    I don't think there is REALLY something wrong with what this person did. And I think one of the reason is because it is not cheating. No one is being told they can't use their smartphone, or whatever device they wish. So it is unlike the case where one enters a spelling-bee contest and has an ear-device that connects to home base and someone or something is feeding the correct spelling. And so it is judging by social convention and here it is so bent on image that it is hard to say he/she did something wrong-- Socrates did not look too proper, or prepared when he went before the Athenian people (so we are told) to argue his way of life. I much rather have someone on the fly figure the facts than not, or at a later time figure the facts when it comes to on the spot decision making, or answering a question without the facts-- unless that question[s[ requires dept then i much rather have thought-out answers and not merely numbers being thrown at me, or foggy reasoning. But i do believe a lot rest on what we don't know. I haven't a clue if he or she was prepared-- all I think I reasonably know is a device was utilised by him or her, whiles the other candidates did not do the same-- they didn't even bring a big board with a graph on it-- are they therefore unprepared? Is thinking on one feet being prepared? I think you are judging by social convention, and this convention does not really say anything about right to wrong.

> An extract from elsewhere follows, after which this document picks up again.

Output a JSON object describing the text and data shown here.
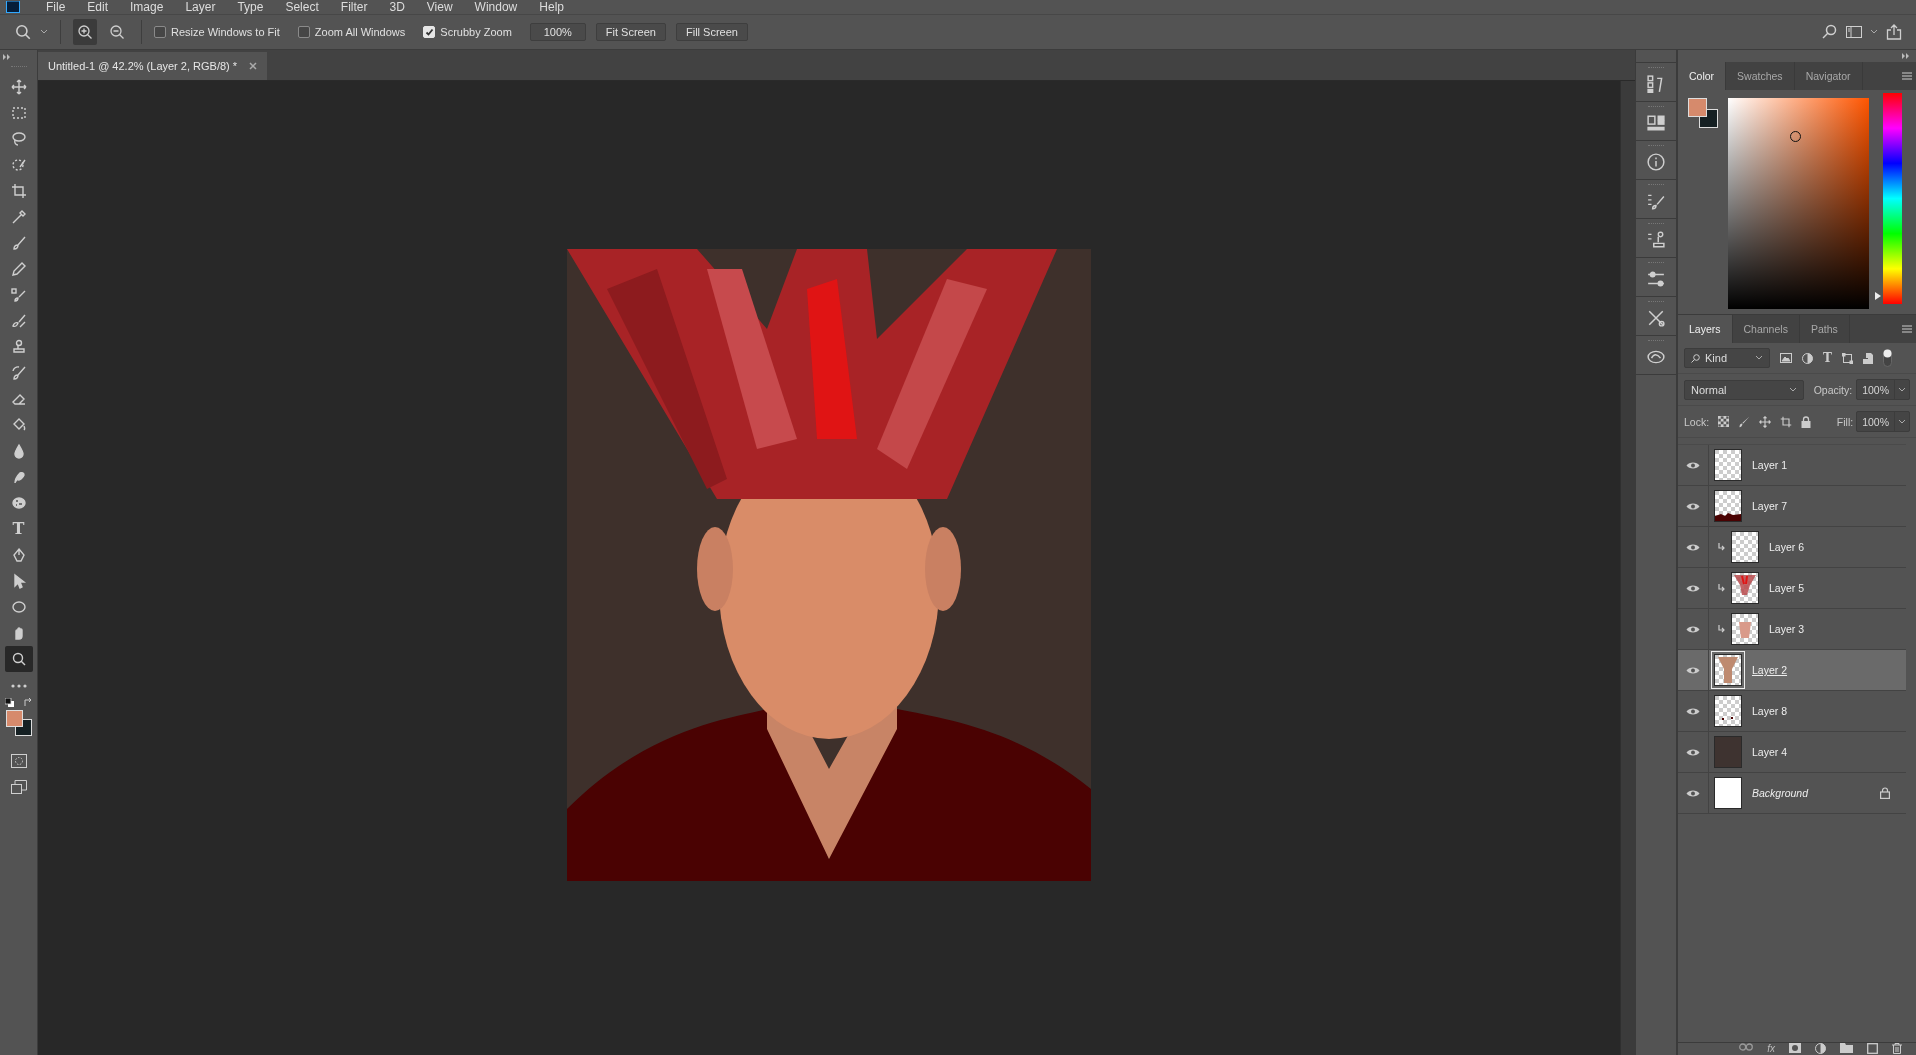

  2. There was a recent televised debate http://www.postonpolitics.com/2010/10/sinks-eight-second-glimpse-of-prohibited-message-creates-debategate/
    where a candidate broke the rules of the debate. I can see the wrongness of breaking procedural rules there. Since there were no rules explicitly prohibiting the candidate from using his/her cell phone, I can understand the desire to use it.

    Still, I have this nagging feeling that this speaks ill of his/her character. But I can't pin it down.

  3. Hmm... This sometimes happens to me while teaching, actually. A nice thing about a wired classroom is that you can just grab info as needed, and students will do that for me too. Now, if I rely on that too much, of course I'm going to fumble around and look unprepared and waste everyone's time. So I prepare a lot and go into class thinking I have everything I need. But if I don't--there's nothing that says I shouldn't look things up.

    As far as the candidate goes, I think the question is whether he/she really did look unprepared, or this was one of those situations where some factoid is unexpectedly needed. If the first, then it's a problem. If the second, well, I wouldn't hold it against them that they looked it up. I'm betting the situation was really the first, or it wouldn't have bothered you.

  4. Well strangely, I didn't notice it at all until s/he pulled this amazing statistic out of the air. Then I noticed that s/he was using his/her cell phone to pull up information.

    I think part of holding forums is questioning the candidates to see what they know and how they would respond. If they can't respond, that's part of the evaluation. But if they use their cell phone, they would be able to respond to the question every time, so long as they had the time to google a bit. So answering a question first would put you at a significant disadvantage, which actually happened. When asked a question, and the candidate w/ the cell phone was the first to answer, s/he had to simply pass, with absolutely no answer.

    I guess that speaks to his/her unpreparedness.

  5. I don't think you were being silly at all. This sort of "on the fly" technology makes it all too possible for a candidate to skate through a debate without actually knowing anything. Anyone who has discussed anything with anyone else through the internet knows how easy it is to find countering information through google. As such, smartphones really shouldn't be allowed in a formal debate in the first place.

    There is no quick wit anymore. There is only quick typing. Nothing separates a candidate who is genuinely interested in the subject (and thus, knows various facts about the subject off the top of his/her head) from a candidate with a smartphone and the ability to google things.